# WORK INSTRUCTIONS
Please restate each entry below, word for word.

START PROVIDED MATERIAL

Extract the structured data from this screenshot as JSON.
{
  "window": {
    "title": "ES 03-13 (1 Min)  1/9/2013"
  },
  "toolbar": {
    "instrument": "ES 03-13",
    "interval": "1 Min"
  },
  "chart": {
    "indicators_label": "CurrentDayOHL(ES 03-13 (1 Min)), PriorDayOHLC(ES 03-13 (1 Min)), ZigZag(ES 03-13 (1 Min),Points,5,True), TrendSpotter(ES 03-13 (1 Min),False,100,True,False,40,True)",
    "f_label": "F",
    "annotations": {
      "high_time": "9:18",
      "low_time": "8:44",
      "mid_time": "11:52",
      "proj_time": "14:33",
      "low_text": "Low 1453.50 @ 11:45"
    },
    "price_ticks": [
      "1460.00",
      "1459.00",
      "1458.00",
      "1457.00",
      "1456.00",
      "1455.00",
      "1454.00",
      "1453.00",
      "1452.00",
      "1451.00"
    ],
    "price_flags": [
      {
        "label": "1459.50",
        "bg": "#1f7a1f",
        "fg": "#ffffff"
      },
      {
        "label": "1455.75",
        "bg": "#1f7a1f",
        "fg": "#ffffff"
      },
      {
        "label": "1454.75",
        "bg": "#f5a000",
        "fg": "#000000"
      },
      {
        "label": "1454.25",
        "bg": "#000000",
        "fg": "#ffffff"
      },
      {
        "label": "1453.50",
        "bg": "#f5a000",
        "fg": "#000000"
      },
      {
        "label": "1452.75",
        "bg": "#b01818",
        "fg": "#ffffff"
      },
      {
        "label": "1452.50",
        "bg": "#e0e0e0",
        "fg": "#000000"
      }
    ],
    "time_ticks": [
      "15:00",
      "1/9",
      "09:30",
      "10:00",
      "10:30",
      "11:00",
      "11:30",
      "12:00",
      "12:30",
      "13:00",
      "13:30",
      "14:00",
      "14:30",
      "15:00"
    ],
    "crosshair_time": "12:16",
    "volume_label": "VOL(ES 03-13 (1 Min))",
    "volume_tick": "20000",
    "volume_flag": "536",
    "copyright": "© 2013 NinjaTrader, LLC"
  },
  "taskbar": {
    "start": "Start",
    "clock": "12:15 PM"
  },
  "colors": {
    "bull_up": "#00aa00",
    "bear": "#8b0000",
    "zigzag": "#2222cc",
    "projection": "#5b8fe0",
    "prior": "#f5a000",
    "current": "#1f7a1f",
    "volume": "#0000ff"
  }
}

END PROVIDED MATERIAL

# REPLY TO THE TASK
Extract the structured data from this screenshot as JSON.
{
  "window": {
    "title": "ES 03-13 (1 Min)  1/9/2013"
  },
  "toolbar": {
    "instrument": "ES 03-13",
    "interval": "1 Min"
  },
  "chart": {
    "indicators_label": "CurrentDayOHL(ES 03-13 (1 Min)), PriorDayOHLC(ES 03-13 (1 Min)), ZigZag(ES 03-13 (1 Min),Points,5,True), TrendSpotter(ES 03-13 (1 Min),False,100,True,False,40,True)",
    "f_label": "F",
    "annotations": {
      "high_time": "9:18",
      "low_time": "8:44",
      "mid_time": "11:52",
      "proj_time": "14:33",
      "low_text": "Low 1453.50 @ 11:45"
    },
    "price_ticks": [
      "1460.00",
      "1459.00",
      "1458.00",
      "1457.00",
      "1456.00",
      "1455.00",
      "1454.00",
      "1453.00",
      "1452.00",
      "1451.00"
    ],
    "price_flags": [
      {
        "label": "1459.50",
        "bg": "#1f7a1f",
        "fg": "#ffffff"
      },
      {
        "label": "1455.75",
        "bg": "#1f7a1f",
        "fg": "#ffffff"
      },
      {
        "label": "1454.75",
        "bg": "#f5a000",
        "fg": "#000000"
      },
      {
        "label": "1454.25",
        "bg": "#000000",
        "fg": "#ffffff"
      },
      {
        "label": "1453.50",
        "bg": "#f5a000",
        "fg": "#000000"
      },
      {
        "label": "1452.75",
        "bg": "#b01818",
        "fg": "#ffffff"
      },
      {
        "label": "1452.50",
        "bg": "#e0e0e0",
        "fg": "#000000"
      }
    ],
    "time_ticks": [
      "15:00",
      "1/9",
      "09:30",
      "10:00",
      "10:30",
      "11:00",
      "11:30",
      "12:00",
      "12:30",
      "13:00",
      "13:30",
      "14:00",
      "14:30",
      "15:00"
    ],
    "crosshair_time": "12:16",
    "volume_label": "VOL(ES 03-13 (1 Min))",
    "volume_tick": "20000",
    "volume_flag": "536",
    "copyright": "© 2013 NinjaTrader, LLC"
  },
  "taskbar": {
    "start": "Start",
    "clock": "12:15 PM"
  },
  "colors": {
    "bull_up": "#00aa00",
    "bear": "#8b0000",
    "zigzag": "#2222cc",
    "projection": "#5b8fe0",
    "prior": "#f5a000",
    "current": "#1f7a1f",
    "volume": "#0000ff"
  }
}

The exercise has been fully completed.